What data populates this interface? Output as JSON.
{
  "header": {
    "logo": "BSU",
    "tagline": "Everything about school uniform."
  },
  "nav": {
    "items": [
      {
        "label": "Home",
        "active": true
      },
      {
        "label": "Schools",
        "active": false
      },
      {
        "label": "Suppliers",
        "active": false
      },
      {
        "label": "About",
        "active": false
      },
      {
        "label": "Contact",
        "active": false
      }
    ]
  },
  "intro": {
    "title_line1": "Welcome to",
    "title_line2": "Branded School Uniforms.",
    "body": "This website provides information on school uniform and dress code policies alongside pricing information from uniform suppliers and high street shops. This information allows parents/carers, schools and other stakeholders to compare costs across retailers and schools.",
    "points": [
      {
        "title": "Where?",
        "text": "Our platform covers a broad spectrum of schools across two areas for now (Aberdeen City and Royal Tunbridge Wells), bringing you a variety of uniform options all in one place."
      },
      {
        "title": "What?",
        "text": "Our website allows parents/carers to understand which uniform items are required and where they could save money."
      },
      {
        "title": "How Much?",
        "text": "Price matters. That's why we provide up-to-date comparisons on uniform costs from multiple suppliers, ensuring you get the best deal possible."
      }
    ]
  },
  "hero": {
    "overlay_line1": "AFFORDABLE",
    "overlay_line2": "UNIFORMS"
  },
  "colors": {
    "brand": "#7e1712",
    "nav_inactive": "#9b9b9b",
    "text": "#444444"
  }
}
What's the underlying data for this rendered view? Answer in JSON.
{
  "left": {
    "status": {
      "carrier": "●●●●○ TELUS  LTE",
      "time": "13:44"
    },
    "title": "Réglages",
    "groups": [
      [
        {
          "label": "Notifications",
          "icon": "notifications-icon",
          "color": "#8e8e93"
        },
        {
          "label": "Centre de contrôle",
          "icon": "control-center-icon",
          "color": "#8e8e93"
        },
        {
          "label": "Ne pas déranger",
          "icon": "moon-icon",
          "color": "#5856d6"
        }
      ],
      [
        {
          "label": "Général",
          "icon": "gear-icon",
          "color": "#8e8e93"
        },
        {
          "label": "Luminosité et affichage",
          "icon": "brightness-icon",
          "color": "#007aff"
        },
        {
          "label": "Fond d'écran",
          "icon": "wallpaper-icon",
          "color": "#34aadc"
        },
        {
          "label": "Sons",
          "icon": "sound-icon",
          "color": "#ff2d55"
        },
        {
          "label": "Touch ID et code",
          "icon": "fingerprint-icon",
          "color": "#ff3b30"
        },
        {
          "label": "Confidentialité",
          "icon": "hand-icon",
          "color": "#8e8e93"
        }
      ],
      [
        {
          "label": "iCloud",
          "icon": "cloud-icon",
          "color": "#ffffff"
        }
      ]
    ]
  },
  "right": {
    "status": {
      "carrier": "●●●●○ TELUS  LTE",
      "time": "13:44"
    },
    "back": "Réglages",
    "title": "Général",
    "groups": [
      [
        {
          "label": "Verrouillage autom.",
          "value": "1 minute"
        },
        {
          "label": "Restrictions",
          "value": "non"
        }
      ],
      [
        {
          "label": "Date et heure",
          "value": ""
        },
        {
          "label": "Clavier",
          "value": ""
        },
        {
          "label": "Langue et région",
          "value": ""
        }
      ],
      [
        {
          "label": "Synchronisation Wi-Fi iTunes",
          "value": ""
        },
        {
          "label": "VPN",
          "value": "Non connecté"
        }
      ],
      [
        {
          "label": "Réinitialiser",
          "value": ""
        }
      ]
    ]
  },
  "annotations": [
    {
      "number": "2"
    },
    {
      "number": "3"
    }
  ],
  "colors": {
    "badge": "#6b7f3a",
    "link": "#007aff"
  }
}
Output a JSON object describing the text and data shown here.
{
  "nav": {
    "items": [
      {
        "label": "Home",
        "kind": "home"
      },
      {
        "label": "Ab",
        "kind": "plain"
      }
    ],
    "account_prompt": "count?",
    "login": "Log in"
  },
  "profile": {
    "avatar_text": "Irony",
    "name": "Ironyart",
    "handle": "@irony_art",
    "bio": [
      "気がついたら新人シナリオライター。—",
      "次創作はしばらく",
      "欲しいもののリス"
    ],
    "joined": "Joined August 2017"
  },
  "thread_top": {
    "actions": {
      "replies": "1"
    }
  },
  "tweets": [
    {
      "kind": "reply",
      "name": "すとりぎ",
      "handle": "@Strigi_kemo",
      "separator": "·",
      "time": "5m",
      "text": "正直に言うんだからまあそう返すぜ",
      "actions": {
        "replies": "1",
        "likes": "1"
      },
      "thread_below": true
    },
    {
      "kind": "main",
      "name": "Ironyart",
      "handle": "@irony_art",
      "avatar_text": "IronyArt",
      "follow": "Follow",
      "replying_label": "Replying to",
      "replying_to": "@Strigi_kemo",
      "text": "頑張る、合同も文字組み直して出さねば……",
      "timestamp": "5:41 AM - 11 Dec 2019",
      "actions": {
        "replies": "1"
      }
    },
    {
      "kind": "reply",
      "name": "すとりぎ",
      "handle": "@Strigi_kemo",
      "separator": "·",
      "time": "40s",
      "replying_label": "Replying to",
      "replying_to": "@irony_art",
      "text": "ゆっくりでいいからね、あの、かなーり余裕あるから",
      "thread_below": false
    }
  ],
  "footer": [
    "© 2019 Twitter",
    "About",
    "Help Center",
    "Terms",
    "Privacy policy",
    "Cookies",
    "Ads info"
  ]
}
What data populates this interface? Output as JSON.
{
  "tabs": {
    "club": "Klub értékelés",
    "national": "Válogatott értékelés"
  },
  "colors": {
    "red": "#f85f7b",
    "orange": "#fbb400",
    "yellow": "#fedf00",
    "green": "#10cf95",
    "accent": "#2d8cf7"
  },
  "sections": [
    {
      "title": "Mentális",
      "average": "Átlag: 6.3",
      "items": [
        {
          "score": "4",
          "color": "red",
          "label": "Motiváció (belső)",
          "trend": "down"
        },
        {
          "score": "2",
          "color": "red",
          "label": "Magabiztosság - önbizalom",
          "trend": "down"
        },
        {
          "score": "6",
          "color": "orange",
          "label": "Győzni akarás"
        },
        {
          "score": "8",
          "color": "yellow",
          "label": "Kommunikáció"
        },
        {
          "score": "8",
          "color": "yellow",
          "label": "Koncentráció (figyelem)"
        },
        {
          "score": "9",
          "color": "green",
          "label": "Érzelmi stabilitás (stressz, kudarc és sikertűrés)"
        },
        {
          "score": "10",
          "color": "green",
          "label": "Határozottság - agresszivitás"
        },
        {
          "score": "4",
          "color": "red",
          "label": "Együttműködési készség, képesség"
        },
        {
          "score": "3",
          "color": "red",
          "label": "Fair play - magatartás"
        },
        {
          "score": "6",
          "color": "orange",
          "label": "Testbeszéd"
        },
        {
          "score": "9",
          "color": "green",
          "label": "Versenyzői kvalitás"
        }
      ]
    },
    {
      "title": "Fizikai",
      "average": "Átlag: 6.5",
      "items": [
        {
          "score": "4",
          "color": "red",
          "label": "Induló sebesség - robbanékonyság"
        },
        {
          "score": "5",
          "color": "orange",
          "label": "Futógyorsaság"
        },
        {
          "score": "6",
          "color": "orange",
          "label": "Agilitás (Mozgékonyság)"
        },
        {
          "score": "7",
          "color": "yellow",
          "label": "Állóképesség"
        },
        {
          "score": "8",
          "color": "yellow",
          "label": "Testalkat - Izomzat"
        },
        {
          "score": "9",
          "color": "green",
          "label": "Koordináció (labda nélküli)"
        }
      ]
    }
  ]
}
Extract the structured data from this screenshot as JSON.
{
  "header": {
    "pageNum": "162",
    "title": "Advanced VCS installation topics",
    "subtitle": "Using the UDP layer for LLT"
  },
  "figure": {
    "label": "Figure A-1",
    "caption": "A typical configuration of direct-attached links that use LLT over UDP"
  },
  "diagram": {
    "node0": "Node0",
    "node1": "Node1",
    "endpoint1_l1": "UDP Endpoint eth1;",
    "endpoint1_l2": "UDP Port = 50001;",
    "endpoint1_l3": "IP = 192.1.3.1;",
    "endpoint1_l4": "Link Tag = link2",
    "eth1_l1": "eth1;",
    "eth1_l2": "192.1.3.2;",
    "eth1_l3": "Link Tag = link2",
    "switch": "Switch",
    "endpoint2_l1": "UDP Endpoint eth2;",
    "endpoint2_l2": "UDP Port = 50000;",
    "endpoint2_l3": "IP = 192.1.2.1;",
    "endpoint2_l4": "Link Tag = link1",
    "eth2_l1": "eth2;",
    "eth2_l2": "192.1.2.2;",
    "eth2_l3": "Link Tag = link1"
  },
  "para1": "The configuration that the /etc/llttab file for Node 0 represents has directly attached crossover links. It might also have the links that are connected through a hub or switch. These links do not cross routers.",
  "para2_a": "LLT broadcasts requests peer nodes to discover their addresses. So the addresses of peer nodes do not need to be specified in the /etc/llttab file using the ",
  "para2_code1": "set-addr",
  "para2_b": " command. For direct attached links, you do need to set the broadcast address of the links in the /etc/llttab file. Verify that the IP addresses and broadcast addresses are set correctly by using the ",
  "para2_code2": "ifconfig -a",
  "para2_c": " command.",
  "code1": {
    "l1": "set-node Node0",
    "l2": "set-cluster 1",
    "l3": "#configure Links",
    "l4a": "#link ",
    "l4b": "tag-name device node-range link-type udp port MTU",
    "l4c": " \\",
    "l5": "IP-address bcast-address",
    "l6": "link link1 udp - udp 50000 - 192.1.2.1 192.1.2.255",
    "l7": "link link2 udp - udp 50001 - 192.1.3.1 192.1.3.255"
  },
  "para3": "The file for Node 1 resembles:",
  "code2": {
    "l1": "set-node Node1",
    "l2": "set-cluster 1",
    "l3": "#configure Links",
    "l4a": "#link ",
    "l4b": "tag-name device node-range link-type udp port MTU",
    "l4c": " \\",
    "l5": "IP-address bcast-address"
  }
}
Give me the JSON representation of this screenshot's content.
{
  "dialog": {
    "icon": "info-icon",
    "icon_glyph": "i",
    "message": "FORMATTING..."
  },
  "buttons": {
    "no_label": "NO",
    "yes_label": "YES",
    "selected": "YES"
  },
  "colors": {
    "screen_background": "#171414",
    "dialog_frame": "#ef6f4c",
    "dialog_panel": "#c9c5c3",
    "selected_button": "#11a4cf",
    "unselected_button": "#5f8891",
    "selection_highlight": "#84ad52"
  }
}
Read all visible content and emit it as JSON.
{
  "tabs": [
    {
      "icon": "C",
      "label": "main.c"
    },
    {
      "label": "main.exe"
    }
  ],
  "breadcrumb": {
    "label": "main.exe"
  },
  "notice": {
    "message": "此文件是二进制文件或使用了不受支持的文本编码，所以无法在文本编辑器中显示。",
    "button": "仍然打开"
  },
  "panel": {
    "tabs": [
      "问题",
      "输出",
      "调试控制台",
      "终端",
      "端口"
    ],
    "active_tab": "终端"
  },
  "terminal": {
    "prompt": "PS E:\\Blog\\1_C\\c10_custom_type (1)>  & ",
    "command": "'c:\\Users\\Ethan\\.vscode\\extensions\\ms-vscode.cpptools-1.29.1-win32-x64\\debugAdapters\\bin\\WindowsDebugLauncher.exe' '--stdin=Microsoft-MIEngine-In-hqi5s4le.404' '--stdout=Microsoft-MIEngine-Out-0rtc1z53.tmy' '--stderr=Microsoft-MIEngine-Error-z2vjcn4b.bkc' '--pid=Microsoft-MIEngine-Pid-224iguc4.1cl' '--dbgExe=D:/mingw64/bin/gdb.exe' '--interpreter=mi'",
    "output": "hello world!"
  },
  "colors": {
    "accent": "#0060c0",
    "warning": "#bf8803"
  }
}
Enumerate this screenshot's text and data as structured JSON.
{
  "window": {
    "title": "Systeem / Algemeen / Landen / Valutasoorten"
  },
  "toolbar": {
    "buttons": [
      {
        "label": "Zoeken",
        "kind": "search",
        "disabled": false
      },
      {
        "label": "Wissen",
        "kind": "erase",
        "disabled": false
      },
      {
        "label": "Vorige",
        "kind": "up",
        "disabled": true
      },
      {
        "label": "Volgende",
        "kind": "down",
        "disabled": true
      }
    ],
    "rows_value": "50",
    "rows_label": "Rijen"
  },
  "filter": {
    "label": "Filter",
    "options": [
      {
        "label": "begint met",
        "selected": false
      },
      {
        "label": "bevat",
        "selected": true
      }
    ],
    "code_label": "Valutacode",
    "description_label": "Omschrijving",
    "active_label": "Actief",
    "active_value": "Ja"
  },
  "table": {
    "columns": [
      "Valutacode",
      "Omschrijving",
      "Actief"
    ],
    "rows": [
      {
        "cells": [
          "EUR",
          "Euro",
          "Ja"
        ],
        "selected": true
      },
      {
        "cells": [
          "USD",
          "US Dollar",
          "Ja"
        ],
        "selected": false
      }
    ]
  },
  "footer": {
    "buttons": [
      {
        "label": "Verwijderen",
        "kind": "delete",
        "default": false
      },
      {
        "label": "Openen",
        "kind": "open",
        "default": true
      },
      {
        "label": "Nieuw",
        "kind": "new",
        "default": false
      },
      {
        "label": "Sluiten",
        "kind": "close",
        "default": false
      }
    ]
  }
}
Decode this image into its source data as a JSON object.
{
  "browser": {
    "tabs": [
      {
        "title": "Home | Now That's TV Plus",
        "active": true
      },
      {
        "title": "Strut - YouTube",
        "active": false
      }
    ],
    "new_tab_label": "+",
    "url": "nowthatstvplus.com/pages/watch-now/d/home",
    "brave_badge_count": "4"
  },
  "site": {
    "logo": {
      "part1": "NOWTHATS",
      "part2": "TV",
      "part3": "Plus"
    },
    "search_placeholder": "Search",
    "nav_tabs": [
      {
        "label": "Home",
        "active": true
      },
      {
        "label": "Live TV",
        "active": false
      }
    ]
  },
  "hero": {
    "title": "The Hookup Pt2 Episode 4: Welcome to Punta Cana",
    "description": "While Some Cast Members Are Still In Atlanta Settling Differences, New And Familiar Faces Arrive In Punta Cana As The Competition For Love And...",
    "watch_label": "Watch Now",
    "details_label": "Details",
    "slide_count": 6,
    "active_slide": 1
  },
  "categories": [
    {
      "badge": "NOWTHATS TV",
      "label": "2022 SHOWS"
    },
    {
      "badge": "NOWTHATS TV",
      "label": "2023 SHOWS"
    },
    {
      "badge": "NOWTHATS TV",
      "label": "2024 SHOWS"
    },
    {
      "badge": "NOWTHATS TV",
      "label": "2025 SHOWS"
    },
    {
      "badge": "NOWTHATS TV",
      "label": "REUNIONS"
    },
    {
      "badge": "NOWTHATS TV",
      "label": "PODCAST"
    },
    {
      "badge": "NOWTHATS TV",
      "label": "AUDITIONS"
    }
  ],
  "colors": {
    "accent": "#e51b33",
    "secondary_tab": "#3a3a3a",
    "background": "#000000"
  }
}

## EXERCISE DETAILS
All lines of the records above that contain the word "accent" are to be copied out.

## PROBLEM SOLUTION
    "accent": "#2d8cf7"
    "accent": "#0060c0",
    "accent": "#e51b33",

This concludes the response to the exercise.